Data listing START
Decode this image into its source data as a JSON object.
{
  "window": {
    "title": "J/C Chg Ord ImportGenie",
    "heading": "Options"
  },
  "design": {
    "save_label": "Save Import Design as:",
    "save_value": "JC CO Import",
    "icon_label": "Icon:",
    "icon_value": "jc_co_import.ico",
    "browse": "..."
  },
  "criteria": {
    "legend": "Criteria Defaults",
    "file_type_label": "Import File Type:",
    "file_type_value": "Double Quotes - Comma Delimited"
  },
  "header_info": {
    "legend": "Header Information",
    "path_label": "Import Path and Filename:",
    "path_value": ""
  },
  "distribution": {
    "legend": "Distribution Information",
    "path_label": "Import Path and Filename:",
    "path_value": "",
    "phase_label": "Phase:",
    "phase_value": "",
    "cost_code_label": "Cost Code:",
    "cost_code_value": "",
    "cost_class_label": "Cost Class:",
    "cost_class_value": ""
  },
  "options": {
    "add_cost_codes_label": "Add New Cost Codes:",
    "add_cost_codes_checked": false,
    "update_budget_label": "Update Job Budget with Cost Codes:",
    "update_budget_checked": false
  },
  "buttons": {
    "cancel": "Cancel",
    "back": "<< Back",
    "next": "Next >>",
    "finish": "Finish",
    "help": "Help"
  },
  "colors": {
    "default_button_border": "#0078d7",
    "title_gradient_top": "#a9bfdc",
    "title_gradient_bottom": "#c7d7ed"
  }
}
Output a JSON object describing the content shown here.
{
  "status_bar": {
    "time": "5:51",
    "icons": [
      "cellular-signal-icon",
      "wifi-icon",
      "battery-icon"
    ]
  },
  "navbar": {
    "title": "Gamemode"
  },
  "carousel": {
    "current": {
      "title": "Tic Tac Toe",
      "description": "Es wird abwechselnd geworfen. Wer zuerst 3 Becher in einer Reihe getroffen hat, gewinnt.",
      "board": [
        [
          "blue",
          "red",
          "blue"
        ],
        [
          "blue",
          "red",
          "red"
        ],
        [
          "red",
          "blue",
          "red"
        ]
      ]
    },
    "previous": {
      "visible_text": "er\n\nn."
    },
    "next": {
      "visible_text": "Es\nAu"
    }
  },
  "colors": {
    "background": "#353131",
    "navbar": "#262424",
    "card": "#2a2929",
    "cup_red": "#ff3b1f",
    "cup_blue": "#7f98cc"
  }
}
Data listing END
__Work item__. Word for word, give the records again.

__Response box__.
Decode this image into its source data as a JSON object.
{
  "window": {
    "title": "J/C Chg Ord ImportGenie",
    "heading": "Options"
  },
  "design": {
    "save_label": "Save Import Design as:",
    "save_value": "JC CO Import",
    "icon_label": "Icon:",
    "icon_value": "jc_co_import.ico",
    "browse": "..."
  },
  "criteria": {
    "legend": "Criteria Defaults",
    "file_type_label": "Import File Type:",
    "file_type_value": "Double Quotes - Comma Delimited"
  },
  "header_info": {
    "legend": "Header Information",
    "path_label": "Import Path and Filename:",
    "path_value": ""
  },
  "distribution": {
    "legend": "Distribution Information",
    "path_label": "Import Path and Filename:",
    "path_value": "",
    "phase_label": "Phase:",
    "phase_value": "",
    "cost_code_label": "Cost Code:",
    "cost_code_value": "",
    "cost_class_label": "Cost Class:",
    "cost_class_value": ""
  },
  "options": {
    "add_cost_codes_label": "Add New Cost Codes:",
    "add_cost_codes_checked": false,
    "update_budget_label": "Update Job Budget with Cost Codes:",
    "update_budget_checked": false
  },
  "buttons": {
    "cancel": "Cancel",
    "back": "<< Back",
    "next": "Next >>",
    "finish": "Finish",
    "help": "Help"
  },
  "colors": {
    "default_button_border": "#0078d7",
    "title_gradient_top": "#a9bfdc",
    "title_gradient_bottom": "#c7d7ed"
  }
}
Output a JSON object describing the content shown here.
{
  "status_bar": {
    "time": "5:51",
    "icons": [
      "cellular-signal-icon",
      "wifi-icon",
      "battery-icon"
    ]
  },
  "navbar": {
    "title": "Gamemode"
  },
  "carousel": {
    "current": {
      "title": "Tic Tac Toe",
      "description": "Es wird abwechselnd geworfen. Wer zuerst 3 Becher in einer Reihe getroffen hat, gewinnt.",
      "board": [
        [
          "blue",
          "red",
          "blue"
        ],
        [
          "blue",
          "red",
          "red"
        ],
        [
          "red",
          "blue",
          "red"
        ]
      ]
    },
    "previous": {
      "visible_text": "er\n\nn."
    },
    "next": {
      "visible_text": "Es\nAu"
    }
  },
  "colors": {
    "background": "#353131",
    "navbar": "#262424",
    "card": "#2a2929",
    "cup_red": "#ff3b1f",
    "cup_blue": "#7f98cc"
  }
}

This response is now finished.